- [Data under study]
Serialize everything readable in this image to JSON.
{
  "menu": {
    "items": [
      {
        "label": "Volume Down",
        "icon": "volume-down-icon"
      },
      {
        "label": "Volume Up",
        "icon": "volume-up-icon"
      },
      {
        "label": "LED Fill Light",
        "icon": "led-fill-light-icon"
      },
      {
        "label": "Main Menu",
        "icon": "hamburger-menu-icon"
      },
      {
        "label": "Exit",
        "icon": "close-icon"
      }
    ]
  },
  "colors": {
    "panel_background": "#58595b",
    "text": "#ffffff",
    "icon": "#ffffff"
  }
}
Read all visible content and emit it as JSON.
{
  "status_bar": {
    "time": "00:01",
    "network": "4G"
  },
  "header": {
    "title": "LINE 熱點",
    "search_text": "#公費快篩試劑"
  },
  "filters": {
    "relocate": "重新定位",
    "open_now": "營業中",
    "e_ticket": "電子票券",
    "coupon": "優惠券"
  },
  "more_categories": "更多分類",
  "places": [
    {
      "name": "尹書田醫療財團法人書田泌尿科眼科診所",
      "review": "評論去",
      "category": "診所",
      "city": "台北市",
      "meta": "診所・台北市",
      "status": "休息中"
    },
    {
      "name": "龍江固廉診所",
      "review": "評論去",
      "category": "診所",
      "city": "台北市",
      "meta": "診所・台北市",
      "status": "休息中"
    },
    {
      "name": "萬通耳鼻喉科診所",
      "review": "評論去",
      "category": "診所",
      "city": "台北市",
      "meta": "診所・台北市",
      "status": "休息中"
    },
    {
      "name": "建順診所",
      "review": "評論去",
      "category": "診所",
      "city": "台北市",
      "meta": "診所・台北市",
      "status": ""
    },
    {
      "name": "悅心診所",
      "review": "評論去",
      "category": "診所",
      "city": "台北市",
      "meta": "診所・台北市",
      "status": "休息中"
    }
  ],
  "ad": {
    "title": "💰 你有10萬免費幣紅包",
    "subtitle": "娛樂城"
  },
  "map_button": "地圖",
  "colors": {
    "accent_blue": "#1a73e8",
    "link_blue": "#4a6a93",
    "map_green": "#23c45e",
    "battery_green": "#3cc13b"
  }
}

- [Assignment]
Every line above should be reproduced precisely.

- [Task result]
Serialize everything readable in this image to JSON.
{
  "menu": {
    "items": [
      {
        "label": "Volume Down",
        "icon": "volume-down-icon"
      },
      {
        "label": "Volume Up",
        "icon": "volume-up-icon"
      },
      {
        "label": "LED Fill Light",
        "icon": "led-fill-light-icon"
      },
      {
        "label": "Main Menu",
        "icon": "hamburger-menu-icon"
      },
      {
        "label": "Exit",
        "icon": "close-icon"
      }
    ]
  },
  "colors": {
    "panel_background": "#58595b",
    "text": "#ffffff",
    "icon": "#ffffff"
  }
}
Read all visible content and emit it as JSON.
{
  "status_bar": {
    "time": "00:01",
    "network": "4G"
  },
  "header": {
    "title": "LINE 熱點",
    "search_text": "#公費快篩試劑"
  },
  "filters": {
    "relocate": "重新定位",
    "open_now": "營業中",
    "e_ticket": "電子票券",
    "coupon": "優惠券"
  },
  "more_categories": "更多分類",
  "places": [
    {
      "name": "尹書田醫療財團法人書田泌尿科眼科診所",
      "review": "評論去",
      "category": "診所",
      "city": "台北市",
      "meta": "診所・台北市",
      "status": "休息中"
    },
    {
      "name": "龍江固廉診所",
      "review": "評論去",
      "category": "診所",
      "city": "台北市",
      "meta": "診所・台北市",
      "status": "休息中"
    },
    {
      "name": "萬通耳鼻喉科診所",
      "review": "評論去",
      "category": "診所",
      "city": "台北市",
      "meta": "診所・台北市",
      "status": "休息中"
    },
    {
      "name": "建順診所",
      "review": "評論去",
      "category": "診所",
      "city": "台北市",
      "meta": "診所・台北市",
      "status": ""
    },
    {
      "name": "悅心診所",
      "review": "評論去",
      "category": "診所",
      "city": "台北市",
      "meta": "診所・台北市",
      "status": "休息中"
    }
  ],
  "ad": {
    "title": "💰 你有10萬免費幣紅包",
    "subtitle": "娛樂城"
  },
  "map_button": "地圖",
  "colors": {
    "accent_blue": "#1a73e8",
    "link_blue": "#4a6a93",
    "map_green": "#23c45e",
    "battery_green": "#3cc13b"
  }
}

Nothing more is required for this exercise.